The non-negotiables are also binding on our strategic partners, our unions and teachers. 
Going forward, we must today then agree to strengthen the partnership for the renewal of our education system. It must be a partnership in which we all agree to finally move towards burying the impact of apartheid in education.
Government as a key partner must continue to spend money on improving infrastructure and resources. 
We must improve the physical conditions of our schools and provide the working tools such as textbooks, laboratories and other equipment.
We must invest in skills development for teachers. 
Maths and science as well as management training should be key areas of focus. The training focus should include the many unqualified teachers in our education system, especially in townships and rural areas. 
There is something seriously wrong with our education system if such teachers are not offered an opportunity to study and obtain qualifications. 
We must actively seek partnerships with the private sector. We last saw a major investment in education shortly after the retirement of our icon President Mandela, when conglomerates built schools at his request. 
We would like to see that type of corporate patriotism returning.
We must revive the situation where state owned enterprises were centres of training for artisans and other trades to produce much needed technical skills for the nation. 
We must revive and strengthen our partnership for renewal of education with all our teacher unions. 
We intend to have a continuous discussion with them as to how we can promote the non-negotiables.

We must build a partnership that creates safer schools. Schools should be safe places, free from violence, intimidation and bullying and unwanted or inappropriate sexual relationships.
We must form a partnership with parents. They must ensure that their children go to school, arrive on time, stay in class, participate fruitfully and do their work. 
They must ensure utmost discipline by their children in schools. 
We have noted the discrepancies in the functioning of school governing bodies especially in rural and urban areas.
We must study this carefully and ensure that we do not have an ineffective one size fits all approach.
Ladies and Gentlemen,
We must build a partnership with our children. We must make them see why we are investing so much time and money in education.
We must strengthen our partnerships to intensify our mass literacy campaign, which is as of this year reaching more than 500,000 people who could not read and write. 
We are well within target to ensure South Africa is free of illiteracy by 2014. A literate population is an advantage for democracy. 
In higher education, 140,000 students have been supported through our national financial scheme, which is helping to improve participation of the poor in higher education. We realise that we must do more to widen access. 
We must develop partnerships to place Further Education and Training colleges at the centre of skills development for the economy. 
Most importantly, we must form a partnership that promotes education as a nation building tool. It is through education that we can produce well-rounded citizens who know what it means to be South African citizens.
It is through education that we can produce citizens who appreciate where we come from, and understand that we want to be a winning nation. 
Compatriots, let us today commit ourselves to this partnership for Quality Learning and Teaching, to promote excellence in education.

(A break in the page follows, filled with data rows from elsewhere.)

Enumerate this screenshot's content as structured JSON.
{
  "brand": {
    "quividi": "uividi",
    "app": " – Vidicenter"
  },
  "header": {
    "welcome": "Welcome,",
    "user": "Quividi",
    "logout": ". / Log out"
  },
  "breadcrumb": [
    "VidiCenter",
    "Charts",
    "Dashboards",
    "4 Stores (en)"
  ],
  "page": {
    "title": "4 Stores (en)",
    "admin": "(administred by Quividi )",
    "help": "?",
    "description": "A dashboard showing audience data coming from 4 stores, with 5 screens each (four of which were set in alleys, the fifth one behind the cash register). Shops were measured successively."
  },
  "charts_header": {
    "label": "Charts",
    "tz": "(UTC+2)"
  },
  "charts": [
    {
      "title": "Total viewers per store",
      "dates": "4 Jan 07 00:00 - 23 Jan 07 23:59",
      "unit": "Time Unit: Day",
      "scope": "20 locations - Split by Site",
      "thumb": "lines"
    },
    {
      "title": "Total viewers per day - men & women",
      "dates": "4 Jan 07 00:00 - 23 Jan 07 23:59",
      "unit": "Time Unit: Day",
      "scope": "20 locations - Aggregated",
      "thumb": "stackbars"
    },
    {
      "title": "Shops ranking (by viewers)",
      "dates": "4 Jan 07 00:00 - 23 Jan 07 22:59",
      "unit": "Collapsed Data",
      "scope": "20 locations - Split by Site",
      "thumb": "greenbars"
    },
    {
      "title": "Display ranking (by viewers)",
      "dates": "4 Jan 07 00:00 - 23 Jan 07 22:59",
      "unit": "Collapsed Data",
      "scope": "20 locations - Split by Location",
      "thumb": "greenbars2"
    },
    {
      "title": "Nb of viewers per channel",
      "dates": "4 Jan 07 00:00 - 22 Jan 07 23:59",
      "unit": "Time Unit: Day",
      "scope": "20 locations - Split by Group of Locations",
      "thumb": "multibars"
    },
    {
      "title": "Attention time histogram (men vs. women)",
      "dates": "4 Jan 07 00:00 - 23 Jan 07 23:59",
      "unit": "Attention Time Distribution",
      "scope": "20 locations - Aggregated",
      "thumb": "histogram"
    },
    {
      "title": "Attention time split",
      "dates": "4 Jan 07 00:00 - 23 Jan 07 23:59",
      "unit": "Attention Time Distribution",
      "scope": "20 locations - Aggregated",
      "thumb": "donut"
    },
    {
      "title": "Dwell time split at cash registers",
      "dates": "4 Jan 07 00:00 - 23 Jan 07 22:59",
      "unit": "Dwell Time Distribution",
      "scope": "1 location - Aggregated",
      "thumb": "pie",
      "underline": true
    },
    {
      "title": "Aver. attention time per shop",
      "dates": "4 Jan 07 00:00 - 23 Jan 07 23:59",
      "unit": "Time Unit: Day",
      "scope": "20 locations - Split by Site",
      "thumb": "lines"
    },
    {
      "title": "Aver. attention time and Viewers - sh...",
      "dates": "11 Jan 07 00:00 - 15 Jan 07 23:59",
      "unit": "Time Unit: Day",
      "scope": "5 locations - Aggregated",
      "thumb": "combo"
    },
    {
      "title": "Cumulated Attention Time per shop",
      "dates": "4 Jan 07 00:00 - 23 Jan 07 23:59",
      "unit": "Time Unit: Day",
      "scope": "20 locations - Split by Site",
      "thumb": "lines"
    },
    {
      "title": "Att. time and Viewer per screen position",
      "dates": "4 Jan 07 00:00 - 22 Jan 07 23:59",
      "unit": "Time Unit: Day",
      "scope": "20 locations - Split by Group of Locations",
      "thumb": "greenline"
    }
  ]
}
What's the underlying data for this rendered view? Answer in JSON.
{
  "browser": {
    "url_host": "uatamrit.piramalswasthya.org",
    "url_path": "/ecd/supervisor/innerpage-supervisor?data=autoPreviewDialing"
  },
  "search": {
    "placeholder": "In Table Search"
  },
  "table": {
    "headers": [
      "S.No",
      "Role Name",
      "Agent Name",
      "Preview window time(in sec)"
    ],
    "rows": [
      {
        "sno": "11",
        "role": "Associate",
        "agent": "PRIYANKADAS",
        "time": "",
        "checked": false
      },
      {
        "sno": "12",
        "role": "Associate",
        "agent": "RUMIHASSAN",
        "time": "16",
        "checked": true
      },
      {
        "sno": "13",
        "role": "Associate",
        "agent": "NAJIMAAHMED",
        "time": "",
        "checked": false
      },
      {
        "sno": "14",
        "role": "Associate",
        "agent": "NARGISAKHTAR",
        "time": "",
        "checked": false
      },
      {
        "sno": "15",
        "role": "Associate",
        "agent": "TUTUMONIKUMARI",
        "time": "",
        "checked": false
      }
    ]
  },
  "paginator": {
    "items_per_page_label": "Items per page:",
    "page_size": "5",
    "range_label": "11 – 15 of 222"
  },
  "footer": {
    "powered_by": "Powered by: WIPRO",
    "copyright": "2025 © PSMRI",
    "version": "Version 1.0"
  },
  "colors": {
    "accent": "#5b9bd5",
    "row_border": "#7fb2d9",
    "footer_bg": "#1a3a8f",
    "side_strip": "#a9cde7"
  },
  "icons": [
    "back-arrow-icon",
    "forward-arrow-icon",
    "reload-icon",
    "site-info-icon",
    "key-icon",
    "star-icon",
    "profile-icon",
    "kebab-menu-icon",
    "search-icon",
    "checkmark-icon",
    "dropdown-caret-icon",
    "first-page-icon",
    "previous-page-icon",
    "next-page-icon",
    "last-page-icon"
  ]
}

We look forward to hearing the views of our principals today. You are better placed to shape this partnership, as you are directly involved in the delivery of education.
Let us build a partnership that will enable us to make quality education available to all our children - not just the select few in the cities.
Let us declare together that for as long as there are children who do not have the means nor the opportunity to receive a decent education, we shall not rest, and we dare not falter. 
Lets join hands and work together. 
Because working together we can do more.
I thank you.